Start your chairs
The project aimed to have the occupational and physical therapy staff of Craig Hospital learn about the wheelchair models they prescribe to patients. Swisher found that the staff have never compared the power wheelchairs back-to-back. The event gave the staff an opportunity to compare wheelchair models for the sake of education and understanding of the different models’ features. Participating in this event gave the staff of Craig hospital knowledge and experience about the different wheelchair models that will best fit the needs of their patients.
“It’s super important for staff to understand all of the differences between the chairs so we can accurately guide our patients,” Swisher said.
The event had eight demo wheelchairs donated from vendors and two chairs prepped on site. Swisher invited the staff of Craig Hospital to participate in the event by testing chairs on an obstacle course. Models included those with front-wheel bases, mid-wheel bases and rear-wheel bases. This means that the pivot drive wheel is on a specific location on the model.
Testing different terrain
Donations from Lowes and FedEx helped Swisher put together her obstacle course. Different obstacles included rough outdoor terrain, cone weaving, tight indoor spaces and barrel racing (making tight turns). Swisher used natural outdoor terrain and indoor flooring such as carpet to mimic the same experience that patients will likely have after they are discharged from the hospital.
At the end of the event, participants were encouraged to give their feedback about which wheelchair model they thought was the best for each environment. The results of the survey compiled by Swisher show the strengths and weaknesses of each wheelchair navigating different environments.
After completing the event, Swisher donated the materials and maps to replicate the course in the future. The response to Swisher’s project was well received and the overall response was positive.
“This was awesome! You put a lot of thought, effort, and work into this project. Best student project I’ve ever seen/participated in,” wrote one participant.
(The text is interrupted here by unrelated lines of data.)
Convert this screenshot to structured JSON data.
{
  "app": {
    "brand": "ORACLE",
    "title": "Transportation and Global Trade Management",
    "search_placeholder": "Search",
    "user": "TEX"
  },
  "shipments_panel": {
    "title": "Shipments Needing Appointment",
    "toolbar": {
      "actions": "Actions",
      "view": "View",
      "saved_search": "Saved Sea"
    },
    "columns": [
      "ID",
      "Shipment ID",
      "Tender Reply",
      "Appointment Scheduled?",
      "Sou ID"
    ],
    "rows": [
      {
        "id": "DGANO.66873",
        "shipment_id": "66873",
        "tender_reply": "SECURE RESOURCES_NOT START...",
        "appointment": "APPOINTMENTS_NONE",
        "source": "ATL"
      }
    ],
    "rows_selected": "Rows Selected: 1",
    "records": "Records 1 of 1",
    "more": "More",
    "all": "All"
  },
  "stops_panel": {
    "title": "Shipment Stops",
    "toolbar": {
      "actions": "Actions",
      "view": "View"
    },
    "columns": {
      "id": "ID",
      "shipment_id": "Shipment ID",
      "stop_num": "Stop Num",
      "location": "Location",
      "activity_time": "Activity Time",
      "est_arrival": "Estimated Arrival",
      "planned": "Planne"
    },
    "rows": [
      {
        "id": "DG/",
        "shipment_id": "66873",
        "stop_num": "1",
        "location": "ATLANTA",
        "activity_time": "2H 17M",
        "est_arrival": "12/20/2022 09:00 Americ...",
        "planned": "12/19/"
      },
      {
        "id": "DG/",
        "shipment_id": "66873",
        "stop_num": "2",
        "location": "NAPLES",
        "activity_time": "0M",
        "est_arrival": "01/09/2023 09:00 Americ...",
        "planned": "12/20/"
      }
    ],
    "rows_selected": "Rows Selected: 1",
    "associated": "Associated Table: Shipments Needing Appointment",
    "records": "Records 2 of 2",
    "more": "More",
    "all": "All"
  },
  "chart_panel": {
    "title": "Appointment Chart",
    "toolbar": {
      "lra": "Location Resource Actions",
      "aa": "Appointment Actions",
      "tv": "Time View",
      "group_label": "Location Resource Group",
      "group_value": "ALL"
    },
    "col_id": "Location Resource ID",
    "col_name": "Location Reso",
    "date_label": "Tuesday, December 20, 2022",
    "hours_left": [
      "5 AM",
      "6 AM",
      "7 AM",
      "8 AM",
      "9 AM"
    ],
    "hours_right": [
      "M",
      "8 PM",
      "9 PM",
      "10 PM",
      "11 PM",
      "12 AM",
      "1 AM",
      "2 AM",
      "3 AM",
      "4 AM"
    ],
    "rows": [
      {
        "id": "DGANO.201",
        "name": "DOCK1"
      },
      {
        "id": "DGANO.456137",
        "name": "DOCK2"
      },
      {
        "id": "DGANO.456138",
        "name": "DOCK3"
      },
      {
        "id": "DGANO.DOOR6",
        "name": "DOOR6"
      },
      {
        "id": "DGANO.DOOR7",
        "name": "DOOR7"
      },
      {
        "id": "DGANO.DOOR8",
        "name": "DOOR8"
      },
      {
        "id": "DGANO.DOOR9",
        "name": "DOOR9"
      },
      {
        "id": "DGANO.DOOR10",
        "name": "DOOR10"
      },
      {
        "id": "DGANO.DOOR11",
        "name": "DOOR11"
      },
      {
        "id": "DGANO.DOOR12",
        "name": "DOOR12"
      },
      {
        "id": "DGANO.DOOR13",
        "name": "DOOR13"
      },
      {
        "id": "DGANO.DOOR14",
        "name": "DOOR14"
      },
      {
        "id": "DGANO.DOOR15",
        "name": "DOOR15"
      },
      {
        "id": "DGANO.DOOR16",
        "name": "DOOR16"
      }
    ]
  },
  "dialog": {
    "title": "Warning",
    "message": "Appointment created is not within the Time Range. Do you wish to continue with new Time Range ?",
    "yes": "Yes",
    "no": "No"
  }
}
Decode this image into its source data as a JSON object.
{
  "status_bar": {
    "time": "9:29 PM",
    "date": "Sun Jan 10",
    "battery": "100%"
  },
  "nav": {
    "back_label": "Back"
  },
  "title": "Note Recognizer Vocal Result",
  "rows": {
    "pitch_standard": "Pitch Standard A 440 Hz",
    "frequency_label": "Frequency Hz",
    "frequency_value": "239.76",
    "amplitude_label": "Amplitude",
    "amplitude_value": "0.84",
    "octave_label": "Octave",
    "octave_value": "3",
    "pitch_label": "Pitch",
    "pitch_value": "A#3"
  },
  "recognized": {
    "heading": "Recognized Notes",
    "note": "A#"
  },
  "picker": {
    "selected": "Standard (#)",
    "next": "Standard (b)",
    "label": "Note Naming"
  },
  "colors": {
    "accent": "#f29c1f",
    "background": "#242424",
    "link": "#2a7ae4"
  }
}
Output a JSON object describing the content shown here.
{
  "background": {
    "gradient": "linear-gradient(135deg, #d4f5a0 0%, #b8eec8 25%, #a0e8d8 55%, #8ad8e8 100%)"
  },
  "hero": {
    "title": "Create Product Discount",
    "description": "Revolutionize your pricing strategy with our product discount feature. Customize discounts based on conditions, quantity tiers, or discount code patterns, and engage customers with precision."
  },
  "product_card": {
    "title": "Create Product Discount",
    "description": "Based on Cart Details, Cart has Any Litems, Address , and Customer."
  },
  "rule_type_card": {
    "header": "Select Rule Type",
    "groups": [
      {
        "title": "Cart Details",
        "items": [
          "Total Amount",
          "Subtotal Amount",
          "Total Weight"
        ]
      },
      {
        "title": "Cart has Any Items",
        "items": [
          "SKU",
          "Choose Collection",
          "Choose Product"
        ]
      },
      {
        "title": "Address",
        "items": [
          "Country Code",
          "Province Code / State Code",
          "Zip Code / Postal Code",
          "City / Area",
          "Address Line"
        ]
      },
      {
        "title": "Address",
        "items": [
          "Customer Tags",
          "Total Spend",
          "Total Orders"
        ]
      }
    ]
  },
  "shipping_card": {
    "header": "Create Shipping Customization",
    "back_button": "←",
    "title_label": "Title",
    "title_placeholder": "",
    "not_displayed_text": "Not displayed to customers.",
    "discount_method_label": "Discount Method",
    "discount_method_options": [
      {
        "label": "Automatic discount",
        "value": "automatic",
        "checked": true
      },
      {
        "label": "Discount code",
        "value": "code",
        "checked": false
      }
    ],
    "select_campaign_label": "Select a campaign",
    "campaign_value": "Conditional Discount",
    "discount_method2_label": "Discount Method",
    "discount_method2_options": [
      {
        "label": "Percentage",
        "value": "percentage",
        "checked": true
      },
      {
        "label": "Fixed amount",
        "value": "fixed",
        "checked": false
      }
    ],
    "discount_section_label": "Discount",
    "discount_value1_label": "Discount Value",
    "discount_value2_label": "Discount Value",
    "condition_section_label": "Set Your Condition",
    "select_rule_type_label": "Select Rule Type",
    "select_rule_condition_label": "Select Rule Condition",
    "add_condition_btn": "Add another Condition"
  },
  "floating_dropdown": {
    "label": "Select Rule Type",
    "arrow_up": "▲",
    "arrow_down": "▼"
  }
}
“My first goal was staff learning, but my indirect goal was how we can guide our patients. The hope was that staff would be gaining experience and developing their own preferences of wheelchairs so they would be much more equipped to guide patients in making that decision,” Swisher said.